So many cozies feature cats and dogs as either pets, protagonists, or perpetrators, but Betty Webb’s series about a small private zoo near Monterey, CA has innocent animals discovering (and getting blamed for) dead bodies. The series starts with The Anteater of Death (TPB $14.95), with Lucy, a pregnant giant anteater discovering a dead body in her enclosure. After warning the body off with her claws, she is blamed for the killing. It’s up to Teddy Bentley, zookeeper, to find the real killer. However, she has her own problems with an embezzling father, a former beauty queen mother, and a sheriff who has her heart. There’s also money, adultery, and blackmail which needs to be sorted out before the killer can be named. Nothing is sordid or graphic, more plot lines than titillation. Other books in the series are: The Koala of Death, The Llama of Death, The Puffin of Death, and The Otter of Death (all in TPB $14.95 - $15.95). One of the things I enjoy about her books are that the animals are “real animals” - no psychic powers, not thinking like humans, but acting and responding as wild animals do, whether they’re in a zoo or or in the ocean.

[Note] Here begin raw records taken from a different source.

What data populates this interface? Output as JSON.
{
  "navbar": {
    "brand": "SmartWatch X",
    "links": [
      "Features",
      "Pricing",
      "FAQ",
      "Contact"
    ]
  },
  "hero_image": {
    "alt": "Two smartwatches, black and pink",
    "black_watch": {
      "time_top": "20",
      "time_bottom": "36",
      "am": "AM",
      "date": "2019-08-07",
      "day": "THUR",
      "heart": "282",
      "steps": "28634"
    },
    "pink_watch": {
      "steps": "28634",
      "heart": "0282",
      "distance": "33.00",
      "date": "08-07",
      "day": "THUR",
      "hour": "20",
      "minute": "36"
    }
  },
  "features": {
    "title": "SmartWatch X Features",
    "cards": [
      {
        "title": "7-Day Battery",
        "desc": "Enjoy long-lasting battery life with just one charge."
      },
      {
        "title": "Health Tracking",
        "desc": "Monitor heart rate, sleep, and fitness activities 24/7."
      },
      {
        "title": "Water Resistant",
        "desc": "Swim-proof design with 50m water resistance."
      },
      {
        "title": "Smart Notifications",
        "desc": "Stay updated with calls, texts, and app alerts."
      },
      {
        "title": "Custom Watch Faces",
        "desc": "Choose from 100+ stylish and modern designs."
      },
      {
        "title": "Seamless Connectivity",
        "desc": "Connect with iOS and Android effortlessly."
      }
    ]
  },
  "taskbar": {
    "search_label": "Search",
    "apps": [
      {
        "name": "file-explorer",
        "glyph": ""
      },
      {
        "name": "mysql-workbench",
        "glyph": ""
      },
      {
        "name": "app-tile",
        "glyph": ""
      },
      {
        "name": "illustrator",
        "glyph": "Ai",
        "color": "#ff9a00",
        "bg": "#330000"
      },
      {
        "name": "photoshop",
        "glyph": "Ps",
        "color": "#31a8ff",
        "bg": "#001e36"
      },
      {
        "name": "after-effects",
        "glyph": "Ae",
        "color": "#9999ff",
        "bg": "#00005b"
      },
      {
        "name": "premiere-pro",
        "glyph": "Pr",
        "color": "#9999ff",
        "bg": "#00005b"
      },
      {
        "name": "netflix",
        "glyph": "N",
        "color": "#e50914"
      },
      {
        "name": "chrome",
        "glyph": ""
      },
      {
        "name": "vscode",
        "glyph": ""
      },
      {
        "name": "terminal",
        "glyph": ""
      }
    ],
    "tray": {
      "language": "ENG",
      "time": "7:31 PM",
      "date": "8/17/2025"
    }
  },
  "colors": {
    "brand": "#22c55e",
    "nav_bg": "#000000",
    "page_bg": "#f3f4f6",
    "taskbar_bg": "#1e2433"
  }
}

In the revisiting favorite authors section, both Elizabeth and I highly recommend Elizabeth Peters. She is probably best known for her Amelia Peabody series, a woman archaeologist in the late 1890s - early 1900s era, who manages, with her family, to discover another dead body each year. While I recommend all of these which we have new and used, hardcover and paperback, my favorite character is Vicky Bliss - an American art historian in Bavaria, Germany. In her job as an art authenticator, she travels across Europe finding herself in the middle of murders, mysteries, forgeries, and love with a jewel thief. In order, the books are Borrower of the Night, Street of Five Moons (wherein she meets John Smith, or Smythe, or whatever alias he is currently using), Silhouette in Scarlet, Trojan Gold (Finalist 1988 Anthony Award for Best Mystery), Night Train to Memphis (Finalist 1994 Agatha Award for Best Novel), and Laughter of Dead Kings. We are introduced to John Smith in The Camelot Caper, before the two of them meet. As a side, Vicky writes romances, which are not intended for publication, but which keeps her boss on the hook for the next installment and off her back. Her other series features Jacqueline Kirby, an acerbic middle aged writer/librarian. All of her books are well researched, (she received her Ph.D. in Egyptology at age 23), feature strong characters, and have a streak of humor. There's no graphic or gratuitous killing and even when you're told who the killer is right upfront, unraveling the whys is believable and true to the characters as well as the story. Peters also writes under the name of Barbara Michaels and these books tend to be more supernatural suspense.